RECORDED DATA ▸
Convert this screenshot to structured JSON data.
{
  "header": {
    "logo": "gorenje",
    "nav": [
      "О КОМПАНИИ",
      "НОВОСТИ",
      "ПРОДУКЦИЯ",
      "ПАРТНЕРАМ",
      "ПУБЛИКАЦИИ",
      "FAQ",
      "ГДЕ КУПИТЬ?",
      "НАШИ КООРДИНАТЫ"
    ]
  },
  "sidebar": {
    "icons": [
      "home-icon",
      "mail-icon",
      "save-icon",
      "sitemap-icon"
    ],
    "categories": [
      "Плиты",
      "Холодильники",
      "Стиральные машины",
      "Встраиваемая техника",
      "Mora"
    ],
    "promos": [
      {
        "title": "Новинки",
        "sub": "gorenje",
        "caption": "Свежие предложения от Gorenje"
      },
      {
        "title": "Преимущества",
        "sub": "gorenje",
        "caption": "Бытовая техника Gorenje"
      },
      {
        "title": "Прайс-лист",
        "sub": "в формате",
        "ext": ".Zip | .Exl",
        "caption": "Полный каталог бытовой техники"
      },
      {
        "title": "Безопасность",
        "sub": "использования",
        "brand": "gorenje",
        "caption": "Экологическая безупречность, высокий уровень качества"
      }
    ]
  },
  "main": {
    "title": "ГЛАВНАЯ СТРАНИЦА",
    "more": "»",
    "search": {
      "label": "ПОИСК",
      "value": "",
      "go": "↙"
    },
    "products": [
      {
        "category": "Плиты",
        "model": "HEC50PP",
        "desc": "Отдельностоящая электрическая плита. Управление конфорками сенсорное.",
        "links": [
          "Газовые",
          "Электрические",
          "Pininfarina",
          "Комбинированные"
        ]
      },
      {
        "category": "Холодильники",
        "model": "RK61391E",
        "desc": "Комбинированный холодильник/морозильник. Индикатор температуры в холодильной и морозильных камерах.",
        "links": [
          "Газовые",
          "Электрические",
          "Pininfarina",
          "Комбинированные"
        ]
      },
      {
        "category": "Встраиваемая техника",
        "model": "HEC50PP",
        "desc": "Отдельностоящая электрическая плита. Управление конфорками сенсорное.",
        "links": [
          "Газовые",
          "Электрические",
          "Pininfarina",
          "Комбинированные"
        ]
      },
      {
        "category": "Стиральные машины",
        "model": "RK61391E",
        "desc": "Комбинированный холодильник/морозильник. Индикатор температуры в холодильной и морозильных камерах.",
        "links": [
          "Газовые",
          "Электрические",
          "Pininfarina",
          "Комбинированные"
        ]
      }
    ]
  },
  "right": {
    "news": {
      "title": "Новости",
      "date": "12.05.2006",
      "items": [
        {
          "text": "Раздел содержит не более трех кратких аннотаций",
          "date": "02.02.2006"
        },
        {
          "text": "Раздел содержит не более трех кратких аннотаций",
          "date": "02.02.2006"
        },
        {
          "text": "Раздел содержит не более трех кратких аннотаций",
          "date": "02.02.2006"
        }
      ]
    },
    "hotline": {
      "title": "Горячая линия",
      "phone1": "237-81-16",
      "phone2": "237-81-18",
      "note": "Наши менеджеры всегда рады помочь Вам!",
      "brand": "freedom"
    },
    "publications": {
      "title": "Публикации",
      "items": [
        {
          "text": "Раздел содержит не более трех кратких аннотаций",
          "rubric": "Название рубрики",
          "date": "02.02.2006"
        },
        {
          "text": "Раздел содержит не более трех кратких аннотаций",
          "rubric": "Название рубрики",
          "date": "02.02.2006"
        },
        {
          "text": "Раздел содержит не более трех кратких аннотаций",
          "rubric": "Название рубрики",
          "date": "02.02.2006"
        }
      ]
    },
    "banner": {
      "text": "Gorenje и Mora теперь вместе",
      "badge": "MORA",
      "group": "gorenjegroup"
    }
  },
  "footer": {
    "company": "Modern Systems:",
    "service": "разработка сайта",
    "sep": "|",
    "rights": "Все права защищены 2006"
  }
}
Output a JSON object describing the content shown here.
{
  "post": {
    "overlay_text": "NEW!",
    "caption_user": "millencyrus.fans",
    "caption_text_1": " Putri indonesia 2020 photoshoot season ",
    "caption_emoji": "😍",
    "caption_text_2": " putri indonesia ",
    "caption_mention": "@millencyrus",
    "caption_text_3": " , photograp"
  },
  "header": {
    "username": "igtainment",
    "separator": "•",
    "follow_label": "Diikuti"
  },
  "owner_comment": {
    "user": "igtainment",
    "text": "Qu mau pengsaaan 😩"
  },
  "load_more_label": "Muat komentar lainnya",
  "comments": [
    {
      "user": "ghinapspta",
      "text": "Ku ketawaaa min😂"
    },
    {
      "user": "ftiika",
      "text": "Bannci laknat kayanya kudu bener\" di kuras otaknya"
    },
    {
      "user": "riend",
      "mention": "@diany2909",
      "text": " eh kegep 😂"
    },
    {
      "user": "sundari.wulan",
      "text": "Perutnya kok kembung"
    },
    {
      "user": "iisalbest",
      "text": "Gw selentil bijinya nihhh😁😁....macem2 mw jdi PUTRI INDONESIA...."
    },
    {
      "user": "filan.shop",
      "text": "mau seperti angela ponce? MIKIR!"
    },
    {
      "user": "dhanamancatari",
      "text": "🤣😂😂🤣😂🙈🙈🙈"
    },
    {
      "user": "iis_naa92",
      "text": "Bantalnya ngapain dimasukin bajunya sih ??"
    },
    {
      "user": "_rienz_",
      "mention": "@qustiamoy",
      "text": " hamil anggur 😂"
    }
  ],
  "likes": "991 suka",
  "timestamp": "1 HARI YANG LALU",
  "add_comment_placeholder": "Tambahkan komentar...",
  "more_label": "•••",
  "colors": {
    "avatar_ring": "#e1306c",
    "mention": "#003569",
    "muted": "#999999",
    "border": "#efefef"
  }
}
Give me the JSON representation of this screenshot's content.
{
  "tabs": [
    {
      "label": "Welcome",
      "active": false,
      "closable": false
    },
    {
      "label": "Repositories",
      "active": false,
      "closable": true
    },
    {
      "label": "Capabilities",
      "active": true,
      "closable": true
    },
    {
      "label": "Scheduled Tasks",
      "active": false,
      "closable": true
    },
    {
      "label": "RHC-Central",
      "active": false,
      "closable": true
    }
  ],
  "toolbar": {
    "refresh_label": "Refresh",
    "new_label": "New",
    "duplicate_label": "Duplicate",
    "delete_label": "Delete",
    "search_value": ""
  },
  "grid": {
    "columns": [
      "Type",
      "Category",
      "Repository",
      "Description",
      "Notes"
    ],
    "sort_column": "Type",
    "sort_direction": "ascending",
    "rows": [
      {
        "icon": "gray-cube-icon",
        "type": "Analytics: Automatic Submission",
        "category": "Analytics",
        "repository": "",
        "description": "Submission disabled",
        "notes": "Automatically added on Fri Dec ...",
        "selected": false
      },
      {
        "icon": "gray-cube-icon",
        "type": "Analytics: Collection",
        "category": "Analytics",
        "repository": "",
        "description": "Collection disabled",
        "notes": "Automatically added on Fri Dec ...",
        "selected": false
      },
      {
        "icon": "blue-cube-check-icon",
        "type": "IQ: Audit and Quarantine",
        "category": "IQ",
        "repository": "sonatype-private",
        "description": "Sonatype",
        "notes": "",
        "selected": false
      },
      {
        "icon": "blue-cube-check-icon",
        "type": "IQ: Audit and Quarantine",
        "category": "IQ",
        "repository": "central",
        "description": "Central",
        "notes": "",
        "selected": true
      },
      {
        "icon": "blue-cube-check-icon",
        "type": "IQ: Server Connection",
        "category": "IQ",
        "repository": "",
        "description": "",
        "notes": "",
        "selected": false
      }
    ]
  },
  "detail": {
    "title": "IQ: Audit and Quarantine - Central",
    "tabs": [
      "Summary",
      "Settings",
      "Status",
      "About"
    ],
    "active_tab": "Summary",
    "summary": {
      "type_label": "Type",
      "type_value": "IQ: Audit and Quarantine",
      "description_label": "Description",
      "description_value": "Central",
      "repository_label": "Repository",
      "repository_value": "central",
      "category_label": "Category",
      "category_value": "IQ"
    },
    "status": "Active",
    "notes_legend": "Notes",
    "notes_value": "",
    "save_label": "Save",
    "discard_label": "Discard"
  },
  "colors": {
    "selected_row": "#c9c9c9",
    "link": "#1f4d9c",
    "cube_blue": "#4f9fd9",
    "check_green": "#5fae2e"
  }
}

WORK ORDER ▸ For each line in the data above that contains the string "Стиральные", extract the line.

RESULT FOR THIS TASK ▸
      "Стиральные машины",
        "category": "Стиральные машины",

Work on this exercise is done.